**DIRECTIONS**: Each line containing the word "icon" must be copied from the material below.

**DATA TO USE**:
▼

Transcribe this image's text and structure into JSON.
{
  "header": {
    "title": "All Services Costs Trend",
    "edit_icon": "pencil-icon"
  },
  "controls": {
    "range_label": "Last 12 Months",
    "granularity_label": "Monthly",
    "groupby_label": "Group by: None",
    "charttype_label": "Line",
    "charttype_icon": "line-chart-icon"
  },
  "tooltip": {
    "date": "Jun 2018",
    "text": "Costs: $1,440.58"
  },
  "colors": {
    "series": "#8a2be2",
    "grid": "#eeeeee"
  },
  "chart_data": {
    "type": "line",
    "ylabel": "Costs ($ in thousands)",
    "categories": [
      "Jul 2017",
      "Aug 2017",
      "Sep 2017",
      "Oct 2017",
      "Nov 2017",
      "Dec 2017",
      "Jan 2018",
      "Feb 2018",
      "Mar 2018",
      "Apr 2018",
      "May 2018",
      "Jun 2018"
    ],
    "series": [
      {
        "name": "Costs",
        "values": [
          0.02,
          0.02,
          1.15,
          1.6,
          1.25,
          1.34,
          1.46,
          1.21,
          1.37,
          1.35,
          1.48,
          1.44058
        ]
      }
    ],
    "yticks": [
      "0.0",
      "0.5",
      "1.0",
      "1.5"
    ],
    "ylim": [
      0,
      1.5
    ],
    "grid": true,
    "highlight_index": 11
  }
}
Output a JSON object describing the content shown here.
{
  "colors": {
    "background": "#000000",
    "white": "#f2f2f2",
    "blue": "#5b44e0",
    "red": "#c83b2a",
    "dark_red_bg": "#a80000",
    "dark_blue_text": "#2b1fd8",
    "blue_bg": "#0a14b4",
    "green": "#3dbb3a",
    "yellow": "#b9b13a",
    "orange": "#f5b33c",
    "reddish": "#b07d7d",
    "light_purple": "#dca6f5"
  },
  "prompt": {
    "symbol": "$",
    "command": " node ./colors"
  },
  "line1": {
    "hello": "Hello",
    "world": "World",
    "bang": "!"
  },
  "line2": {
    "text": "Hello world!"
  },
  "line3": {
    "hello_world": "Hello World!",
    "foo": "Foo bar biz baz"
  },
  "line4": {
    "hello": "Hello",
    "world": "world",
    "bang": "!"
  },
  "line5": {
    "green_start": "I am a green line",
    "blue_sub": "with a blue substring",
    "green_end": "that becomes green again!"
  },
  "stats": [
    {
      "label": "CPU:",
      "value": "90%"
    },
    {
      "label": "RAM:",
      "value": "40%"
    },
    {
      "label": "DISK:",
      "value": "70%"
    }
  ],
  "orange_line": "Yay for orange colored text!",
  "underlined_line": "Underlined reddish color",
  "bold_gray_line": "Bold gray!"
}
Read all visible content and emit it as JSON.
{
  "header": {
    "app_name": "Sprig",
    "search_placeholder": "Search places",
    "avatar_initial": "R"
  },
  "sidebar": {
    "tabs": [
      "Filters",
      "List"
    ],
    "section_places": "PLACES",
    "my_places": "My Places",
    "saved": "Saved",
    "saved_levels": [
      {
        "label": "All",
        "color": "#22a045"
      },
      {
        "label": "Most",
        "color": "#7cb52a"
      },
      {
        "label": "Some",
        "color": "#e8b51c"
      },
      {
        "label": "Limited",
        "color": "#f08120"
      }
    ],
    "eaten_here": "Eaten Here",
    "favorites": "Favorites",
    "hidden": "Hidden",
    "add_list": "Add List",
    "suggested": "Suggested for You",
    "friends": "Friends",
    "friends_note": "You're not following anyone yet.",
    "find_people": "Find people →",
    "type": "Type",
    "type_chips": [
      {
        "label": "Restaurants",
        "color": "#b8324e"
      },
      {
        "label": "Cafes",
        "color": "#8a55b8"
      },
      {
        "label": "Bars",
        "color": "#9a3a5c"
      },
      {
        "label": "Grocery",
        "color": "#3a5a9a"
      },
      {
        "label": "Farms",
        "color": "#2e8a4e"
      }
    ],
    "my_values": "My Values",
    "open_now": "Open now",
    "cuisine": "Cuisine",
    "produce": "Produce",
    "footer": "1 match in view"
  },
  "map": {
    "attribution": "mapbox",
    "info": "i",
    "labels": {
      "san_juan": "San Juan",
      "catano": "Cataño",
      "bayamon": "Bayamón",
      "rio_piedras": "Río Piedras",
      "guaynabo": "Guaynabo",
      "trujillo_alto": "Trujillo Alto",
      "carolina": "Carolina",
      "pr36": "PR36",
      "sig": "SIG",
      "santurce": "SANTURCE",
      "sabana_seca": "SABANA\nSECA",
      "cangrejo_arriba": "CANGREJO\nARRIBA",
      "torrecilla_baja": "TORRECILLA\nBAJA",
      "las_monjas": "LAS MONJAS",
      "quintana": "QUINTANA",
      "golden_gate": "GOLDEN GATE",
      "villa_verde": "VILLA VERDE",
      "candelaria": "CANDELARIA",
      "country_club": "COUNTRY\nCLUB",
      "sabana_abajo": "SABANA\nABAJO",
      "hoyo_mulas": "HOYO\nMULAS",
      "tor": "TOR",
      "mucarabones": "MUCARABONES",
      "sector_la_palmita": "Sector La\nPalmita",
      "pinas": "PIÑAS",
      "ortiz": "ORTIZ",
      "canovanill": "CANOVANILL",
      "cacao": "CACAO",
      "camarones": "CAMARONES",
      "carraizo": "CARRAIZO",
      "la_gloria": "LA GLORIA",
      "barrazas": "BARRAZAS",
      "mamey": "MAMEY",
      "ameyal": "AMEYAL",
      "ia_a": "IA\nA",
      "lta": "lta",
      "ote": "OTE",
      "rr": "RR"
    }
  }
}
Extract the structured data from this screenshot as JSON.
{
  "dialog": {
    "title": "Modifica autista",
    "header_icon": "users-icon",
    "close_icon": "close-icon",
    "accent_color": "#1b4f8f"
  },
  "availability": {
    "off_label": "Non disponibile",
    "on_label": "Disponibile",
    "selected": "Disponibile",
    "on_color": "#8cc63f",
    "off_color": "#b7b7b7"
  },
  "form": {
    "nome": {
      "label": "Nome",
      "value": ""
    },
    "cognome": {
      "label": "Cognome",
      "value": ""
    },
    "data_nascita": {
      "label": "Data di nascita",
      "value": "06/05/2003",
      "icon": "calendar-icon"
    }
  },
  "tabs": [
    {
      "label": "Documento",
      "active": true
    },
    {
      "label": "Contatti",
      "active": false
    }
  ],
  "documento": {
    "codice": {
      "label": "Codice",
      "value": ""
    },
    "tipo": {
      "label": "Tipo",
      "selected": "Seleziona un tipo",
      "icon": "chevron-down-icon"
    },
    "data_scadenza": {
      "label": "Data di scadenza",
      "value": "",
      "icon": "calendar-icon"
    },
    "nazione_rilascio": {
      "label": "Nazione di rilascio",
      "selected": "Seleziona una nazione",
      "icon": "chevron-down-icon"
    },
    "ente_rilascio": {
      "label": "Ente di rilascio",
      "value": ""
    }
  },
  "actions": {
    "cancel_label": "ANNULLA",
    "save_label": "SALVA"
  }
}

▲

**ANSWER SECTION**:
    "edit_icon": "pencil-icon"
    "charttype_icon": "line-chart-icon"
    "header_icon": "users-icon",
    "close_icon": "close-icon",
      "icon": "calendar-icon"
      "icon": "chevron-down-icon"
      "icon": "calendar-icon"
      "icon": "chevron-down-icon"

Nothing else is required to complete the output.